(Page and application data records)
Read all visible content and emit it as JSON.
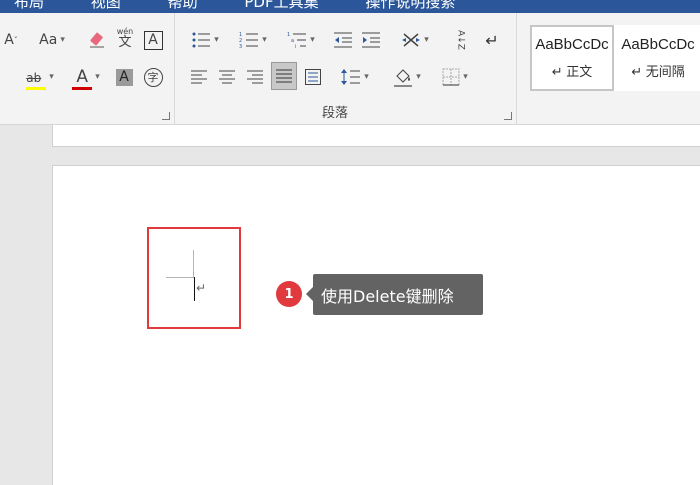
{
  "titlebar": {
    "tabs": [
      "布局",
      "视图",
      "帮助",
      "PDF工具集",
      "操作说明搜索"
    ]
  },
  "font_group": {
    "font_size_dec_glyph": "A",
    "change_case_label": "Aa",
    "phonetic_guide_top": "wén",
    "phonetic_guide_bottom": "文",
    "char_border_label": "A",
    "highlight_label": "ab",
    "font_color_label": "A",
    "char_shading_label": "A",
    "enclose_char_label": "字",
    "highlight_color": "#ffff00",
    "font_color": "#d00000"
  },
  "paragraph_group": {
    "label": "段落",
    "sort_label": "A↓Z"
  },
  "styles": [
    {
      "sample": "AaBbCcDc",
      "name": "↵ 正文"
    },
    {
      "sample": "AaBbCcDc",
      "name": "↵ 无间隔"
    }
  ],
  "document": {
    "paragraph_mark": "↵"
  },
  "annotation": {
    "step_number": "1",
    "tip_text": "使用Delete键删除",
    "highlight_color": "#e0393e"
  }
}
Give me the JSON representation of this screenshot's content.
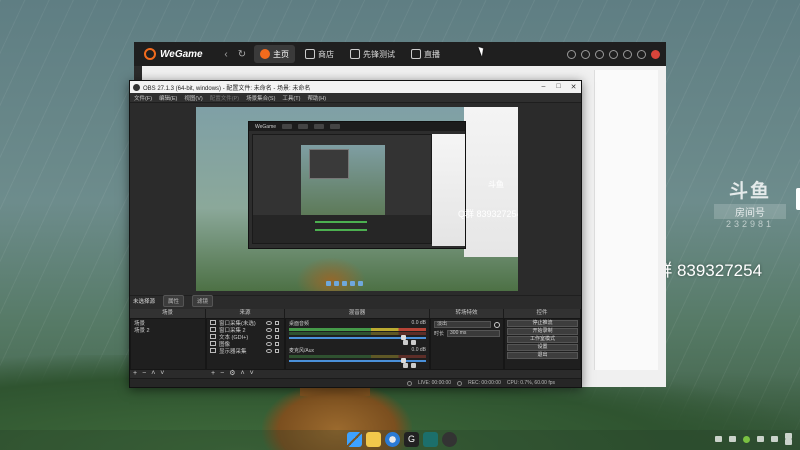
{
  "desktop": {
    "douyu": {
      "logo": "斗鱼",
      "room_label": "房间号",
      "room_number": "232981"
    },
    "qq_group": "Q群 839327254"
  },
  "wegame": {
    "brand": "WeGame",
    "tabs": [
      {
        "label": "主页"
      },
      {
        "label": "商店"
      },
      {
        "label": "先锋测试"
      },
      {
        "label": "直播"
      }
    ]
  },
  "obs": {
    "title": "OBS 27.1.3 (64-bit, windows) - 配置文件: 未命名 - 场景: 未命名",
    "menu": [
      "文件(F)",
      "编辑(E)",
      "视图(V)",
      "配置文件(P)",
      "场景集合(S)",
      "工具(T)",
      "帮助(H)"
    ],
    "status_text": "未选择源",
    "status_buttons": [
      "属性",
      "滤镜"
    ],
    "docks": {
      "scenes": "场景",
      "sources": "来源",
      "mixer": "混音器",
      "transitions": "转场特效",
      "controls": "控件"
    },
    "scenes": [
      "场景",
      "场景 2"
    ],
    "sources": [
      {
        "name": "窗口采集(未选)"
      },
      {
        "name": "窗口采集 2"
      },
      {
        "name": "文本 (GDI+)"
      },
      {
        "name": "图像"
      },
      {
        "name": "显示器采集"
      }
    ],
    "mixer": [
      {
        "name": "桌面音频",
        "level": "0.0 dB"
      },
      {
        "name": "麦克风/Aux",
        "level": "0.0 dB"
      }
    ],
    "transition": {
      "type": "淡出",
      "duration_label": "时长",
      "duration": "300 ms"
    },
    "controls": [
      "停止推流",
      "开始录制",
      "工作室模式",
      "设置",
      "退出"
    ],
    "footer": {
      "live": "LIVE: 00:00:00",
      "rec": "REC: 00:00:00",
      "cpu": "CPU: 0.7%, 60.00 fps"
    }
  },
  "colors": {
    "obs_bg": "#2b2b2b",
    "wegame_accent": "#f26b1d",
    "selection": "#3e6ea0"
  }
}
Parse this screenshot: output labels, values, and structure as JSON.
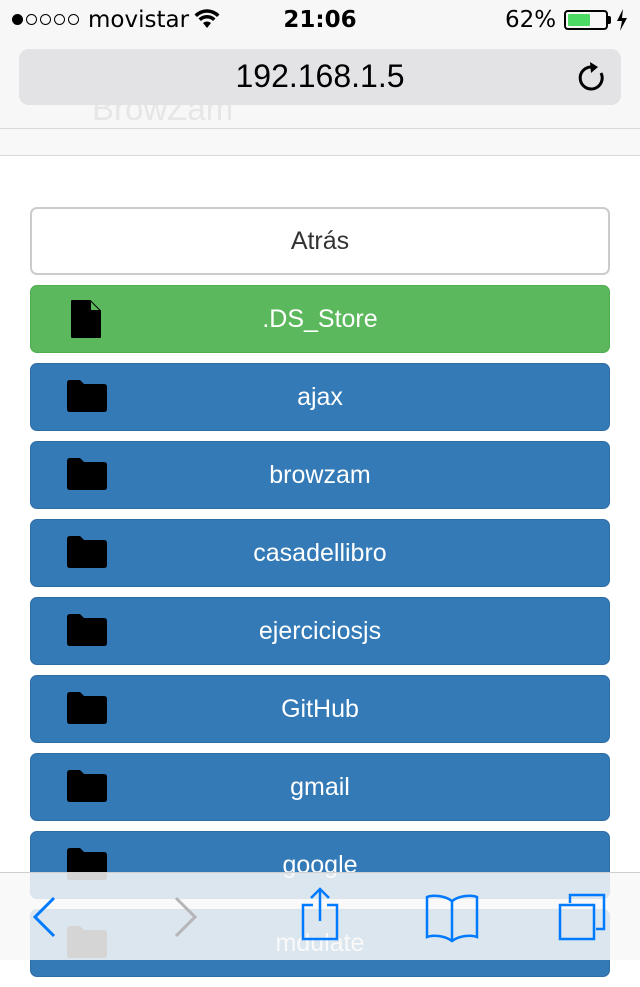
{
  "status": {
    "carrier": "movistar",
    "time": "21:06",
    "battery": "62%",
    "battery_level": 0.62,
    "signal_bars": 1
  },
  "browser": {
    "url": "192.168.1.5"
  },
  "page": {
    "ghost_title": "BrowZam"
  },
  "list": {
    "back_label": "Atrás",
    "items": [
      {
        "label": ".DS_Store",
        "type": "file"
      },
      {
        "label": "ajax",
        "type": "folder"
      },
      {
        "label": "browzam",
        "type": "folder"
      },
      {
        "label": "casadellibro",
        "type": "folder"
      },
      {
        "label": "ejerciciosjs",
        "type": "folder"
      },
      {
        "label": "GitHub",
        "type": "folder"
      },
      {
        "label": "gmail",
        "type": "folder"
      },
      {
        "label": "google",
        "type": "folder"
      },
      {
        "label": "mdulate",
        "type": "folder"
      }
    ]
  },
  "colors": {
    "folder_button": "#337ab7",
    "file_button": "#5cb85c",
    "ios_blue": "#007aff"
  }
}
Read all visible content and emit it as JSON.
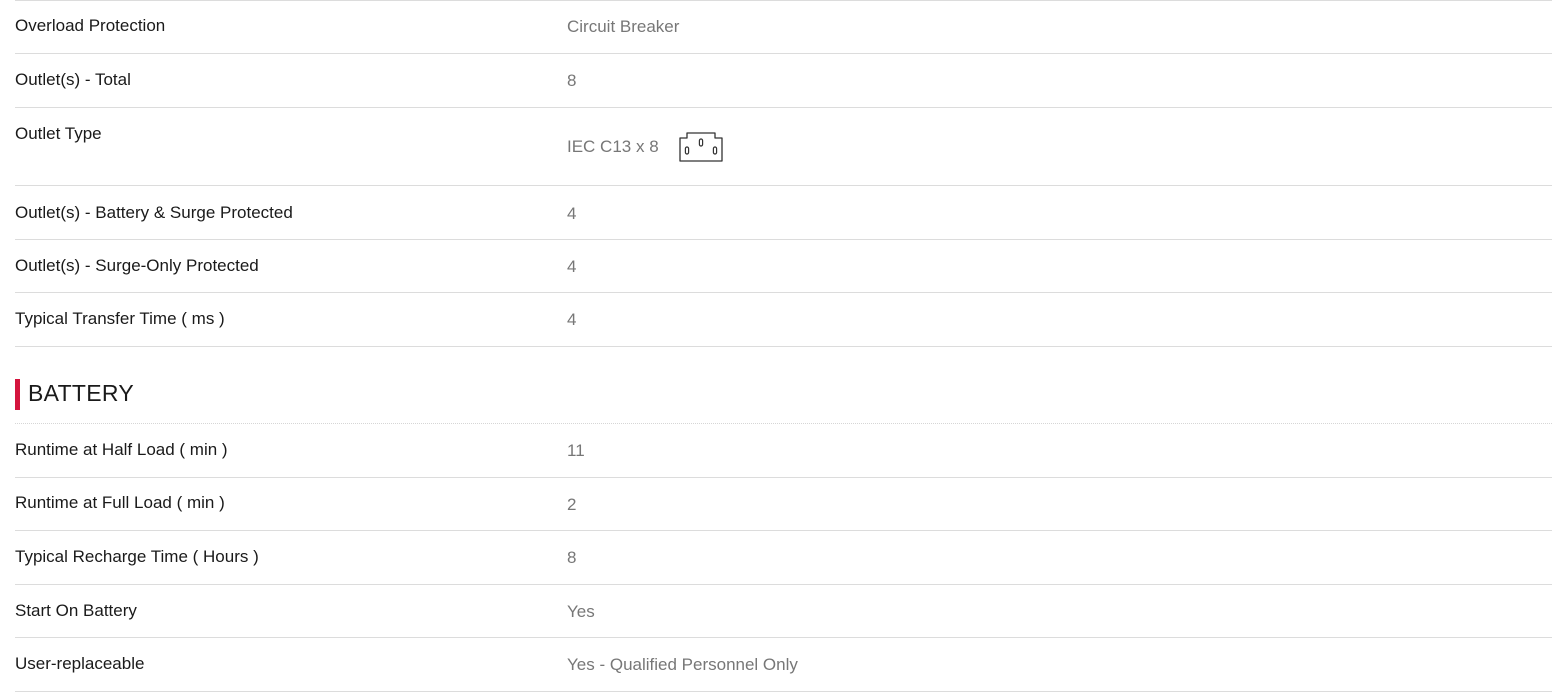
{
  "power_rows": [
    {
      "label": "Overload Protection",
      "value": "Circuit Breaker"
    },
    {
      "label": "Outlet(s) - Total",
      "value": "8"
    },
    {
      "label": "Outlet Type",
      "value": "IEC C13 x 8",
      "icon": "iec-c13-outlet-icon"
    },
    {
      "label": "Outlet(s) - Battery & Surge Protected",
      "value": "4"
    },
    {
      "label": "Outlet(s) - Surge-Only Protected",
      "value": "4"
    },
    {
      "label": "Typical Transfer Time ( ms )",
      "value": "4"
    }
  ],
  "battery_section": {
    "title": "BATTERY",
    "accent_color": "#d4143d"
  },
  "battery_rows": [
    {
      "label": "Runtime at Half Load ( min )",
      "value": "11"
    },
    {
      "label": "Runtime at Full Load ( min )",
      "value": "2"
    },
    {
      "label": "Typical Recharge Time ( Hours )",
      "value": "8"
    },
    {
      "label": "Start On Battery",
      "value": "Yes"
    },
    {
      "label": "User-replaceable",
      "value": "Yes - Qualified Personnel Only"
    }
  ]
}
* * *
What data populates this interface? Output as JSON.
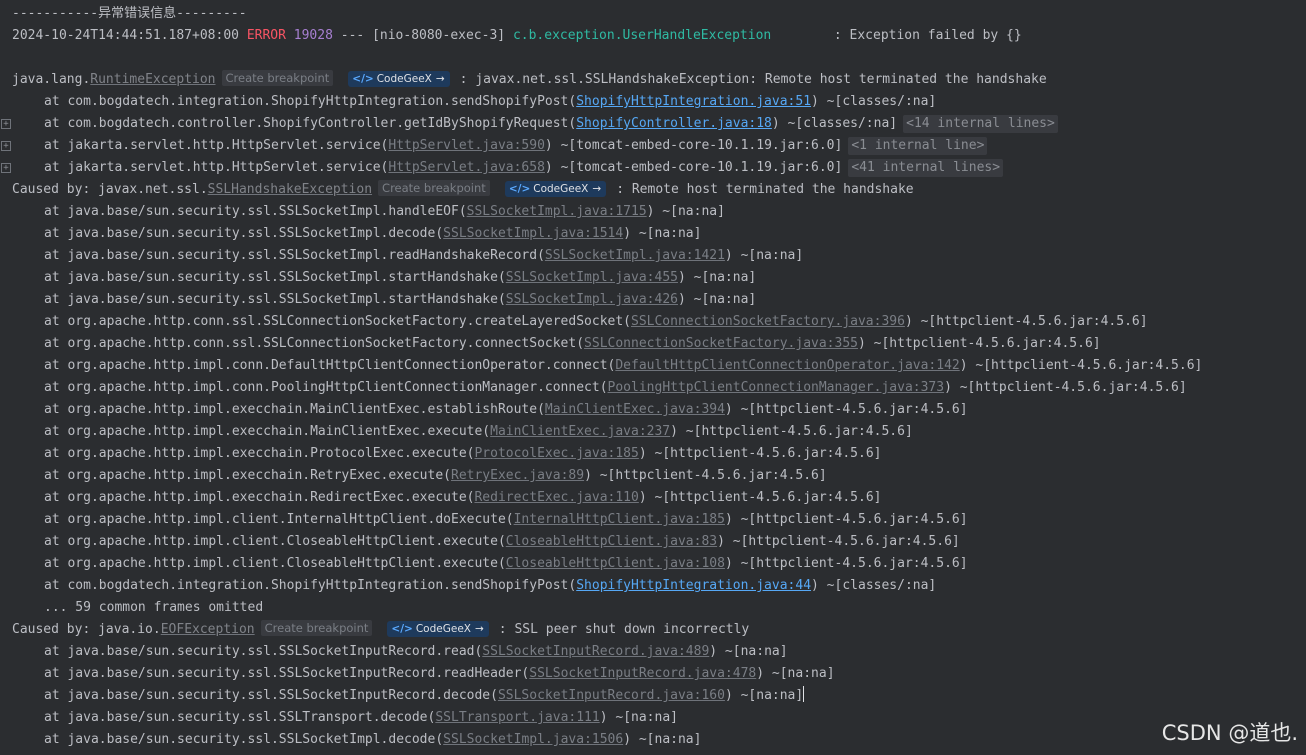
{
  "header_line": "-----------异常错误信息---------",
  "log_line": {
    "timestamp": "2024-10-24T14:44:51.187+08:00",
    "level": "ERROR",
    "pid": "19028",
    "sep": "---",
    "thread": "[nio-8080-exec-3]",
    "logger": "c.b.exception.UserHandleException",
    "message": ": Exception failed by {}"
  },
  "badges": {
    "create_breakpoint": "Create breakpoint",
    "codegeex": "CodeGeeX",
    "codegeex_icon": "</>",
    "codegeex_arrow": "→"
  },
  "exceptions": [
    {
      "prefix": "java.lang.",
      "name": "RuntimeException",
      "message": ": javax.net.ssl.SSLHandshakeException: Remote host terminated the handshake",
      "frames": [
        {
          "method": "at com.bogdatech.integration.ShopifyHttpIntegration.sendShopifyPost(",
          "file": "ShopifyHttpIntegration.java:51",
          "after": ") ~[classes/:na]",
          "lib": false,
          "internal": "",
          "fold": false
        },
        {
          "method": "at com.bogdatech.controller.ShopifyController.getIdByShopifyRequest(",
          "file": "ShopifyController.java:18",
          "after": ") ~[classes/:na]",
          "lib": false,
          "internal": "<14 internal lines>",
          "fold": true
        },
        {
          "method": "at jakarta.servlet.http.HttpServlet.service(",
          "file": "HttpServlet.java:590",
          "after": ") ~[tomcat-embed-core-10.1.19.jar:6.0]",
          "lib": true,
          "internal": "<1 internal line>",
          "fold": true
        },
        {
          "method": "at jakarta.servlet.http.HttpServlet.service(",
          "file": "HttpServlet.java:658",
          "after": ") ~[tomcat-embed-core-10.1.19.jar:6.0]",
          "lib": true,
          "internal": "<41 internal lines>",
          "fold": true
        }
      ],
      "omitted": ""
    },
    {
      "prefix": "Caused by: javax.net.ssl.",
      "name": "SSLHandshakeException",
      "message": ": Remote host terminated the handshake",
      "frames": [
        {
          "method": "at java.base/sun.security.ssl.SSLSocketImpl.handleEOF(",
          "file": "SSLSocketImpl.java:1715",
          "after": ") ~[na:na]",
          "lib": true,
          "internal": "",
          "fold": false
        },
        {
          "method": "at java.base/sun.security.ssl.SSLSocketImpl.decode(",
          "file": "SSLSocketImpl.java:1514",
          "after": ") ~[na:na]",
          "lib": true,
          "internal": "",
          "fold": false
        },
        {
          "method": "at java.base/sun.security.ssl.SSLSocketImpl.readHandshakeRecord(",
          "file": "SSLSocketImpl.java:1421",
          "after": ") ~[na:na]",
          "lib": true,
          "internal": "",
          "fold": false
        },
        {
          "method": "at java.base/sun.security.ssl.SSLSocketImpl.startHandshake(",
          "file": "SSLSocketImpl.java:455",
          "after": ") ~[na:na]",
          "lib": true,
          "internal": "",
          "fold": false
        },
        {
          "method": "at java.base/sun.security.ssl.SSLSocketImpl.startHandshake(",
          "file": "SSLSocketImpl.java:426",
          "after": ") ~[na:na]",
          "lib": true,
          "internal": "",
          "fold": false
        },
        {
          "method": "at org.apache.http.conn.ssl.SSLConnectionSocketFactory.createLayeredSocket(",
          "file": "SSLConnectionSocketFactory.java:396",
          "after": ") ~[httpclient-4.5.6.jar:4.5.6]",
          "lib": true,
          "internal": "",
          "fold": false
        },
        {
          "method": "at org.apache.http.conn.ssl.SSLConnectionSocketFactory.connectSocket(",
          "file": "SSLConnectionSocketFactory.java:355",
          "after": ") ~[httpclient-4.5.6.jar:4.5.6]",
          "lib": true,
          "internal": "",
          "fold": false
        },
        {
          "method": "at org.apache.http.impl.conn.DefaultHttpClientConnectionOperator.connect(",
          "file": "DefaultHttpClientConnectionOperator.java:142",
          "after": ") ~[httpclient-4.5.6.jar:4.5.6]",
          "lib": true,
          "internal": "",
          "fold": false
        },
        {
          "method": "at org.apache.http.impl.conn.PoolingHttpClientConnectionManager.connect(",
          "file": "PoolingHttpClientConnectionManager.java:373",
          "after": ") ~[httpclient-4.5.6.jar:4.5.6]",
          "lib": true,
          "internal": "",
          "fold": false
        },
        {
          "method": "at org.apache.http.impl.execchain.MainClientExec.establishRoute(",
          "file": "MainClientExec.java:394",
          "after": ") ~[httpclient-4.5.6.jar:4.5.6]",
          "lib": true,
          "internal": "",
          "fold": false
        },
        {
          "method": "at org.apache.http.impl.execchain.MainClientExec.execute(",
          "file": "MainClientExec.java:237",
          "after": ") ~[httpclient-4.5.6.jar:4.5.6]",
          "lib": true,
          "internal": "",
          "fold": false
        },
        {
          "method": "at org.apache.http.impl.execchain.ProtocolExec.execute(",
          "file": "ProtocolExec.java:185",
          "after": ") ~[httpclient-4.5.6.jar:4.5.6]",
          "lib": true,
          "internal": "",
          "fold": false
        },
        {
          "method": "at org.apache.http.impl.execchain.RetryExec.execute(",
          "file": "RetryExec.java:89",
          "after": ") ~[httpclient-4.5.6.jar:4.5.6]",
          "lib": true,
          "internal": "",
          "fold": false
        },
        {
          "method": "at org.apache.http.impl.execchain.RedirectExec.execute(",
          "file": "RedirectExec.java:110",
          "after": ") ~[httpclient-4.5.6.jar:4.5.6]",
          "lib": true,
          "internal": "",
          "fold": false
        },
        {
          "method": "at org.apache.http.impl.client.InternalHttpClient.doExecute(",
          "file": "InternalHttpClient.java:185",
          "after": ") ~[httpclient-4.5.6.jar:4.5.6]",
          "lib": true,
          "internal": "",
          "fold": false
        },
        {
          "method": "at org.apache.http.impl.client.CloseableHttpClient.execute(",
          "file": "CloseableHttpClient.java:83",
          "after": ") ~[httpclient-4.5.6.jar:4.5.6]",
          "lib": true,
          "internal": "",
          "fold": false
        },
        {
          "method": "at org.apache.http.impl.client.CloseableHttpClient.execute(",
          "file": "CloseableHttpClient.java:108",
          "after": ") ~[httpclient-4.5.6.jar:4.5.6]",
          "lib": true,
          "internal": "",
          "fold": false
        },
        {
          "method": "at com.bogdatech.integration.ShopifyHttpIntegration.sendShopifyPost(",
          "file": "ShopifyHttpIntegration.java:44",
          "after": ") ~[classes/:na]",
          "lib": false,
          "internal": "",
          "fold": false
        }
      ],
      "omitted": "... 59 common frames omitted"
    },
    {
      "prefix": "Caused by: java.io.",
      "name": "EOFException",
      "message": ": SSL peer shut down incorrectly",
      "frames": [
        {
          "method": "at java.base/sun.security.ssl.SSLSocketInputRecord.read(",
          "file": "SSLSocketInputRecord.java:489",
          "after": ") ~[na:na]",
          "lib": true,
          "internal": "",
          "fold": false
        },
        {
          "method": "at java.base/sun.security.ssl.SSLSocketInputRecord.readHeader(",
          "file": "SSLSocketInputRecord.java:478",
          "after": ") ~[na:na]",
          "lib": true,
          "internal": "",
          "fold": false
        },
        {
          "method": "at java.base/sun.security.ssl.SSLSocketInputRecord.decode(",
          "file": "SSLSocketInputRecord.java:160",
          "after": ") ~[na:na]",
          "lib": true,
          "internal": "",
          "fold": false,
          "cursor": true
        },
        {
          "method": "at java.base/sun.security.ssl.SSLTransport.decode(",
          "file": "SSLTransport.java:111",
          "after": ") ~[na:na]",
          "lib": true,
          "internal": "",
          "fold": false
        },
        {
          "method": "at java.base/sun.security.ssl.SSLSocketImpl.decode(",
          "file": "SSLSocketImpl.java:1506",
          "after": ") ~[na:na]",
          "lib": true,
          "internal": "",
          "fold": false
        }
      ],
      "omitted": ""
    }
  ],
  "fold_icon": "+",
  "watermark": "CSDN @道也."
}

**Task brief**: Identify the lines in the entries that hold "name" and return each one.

**Solved problem**:
      "name": "↵ 正文"
      "name": "↵ 无间隔"
        "name": "窗口采集(未选)"
        "name": "窗口采集 2"
        "name": "文本 (GDI+)"
        "name": "图像"
        "name": "显示器采集"
        "name": "桌面音频",
        "name": "麦克风/Aux",
      "name": "RuntimeException",
      "name": "SSLHandshakeException",
      "name": "EOFException",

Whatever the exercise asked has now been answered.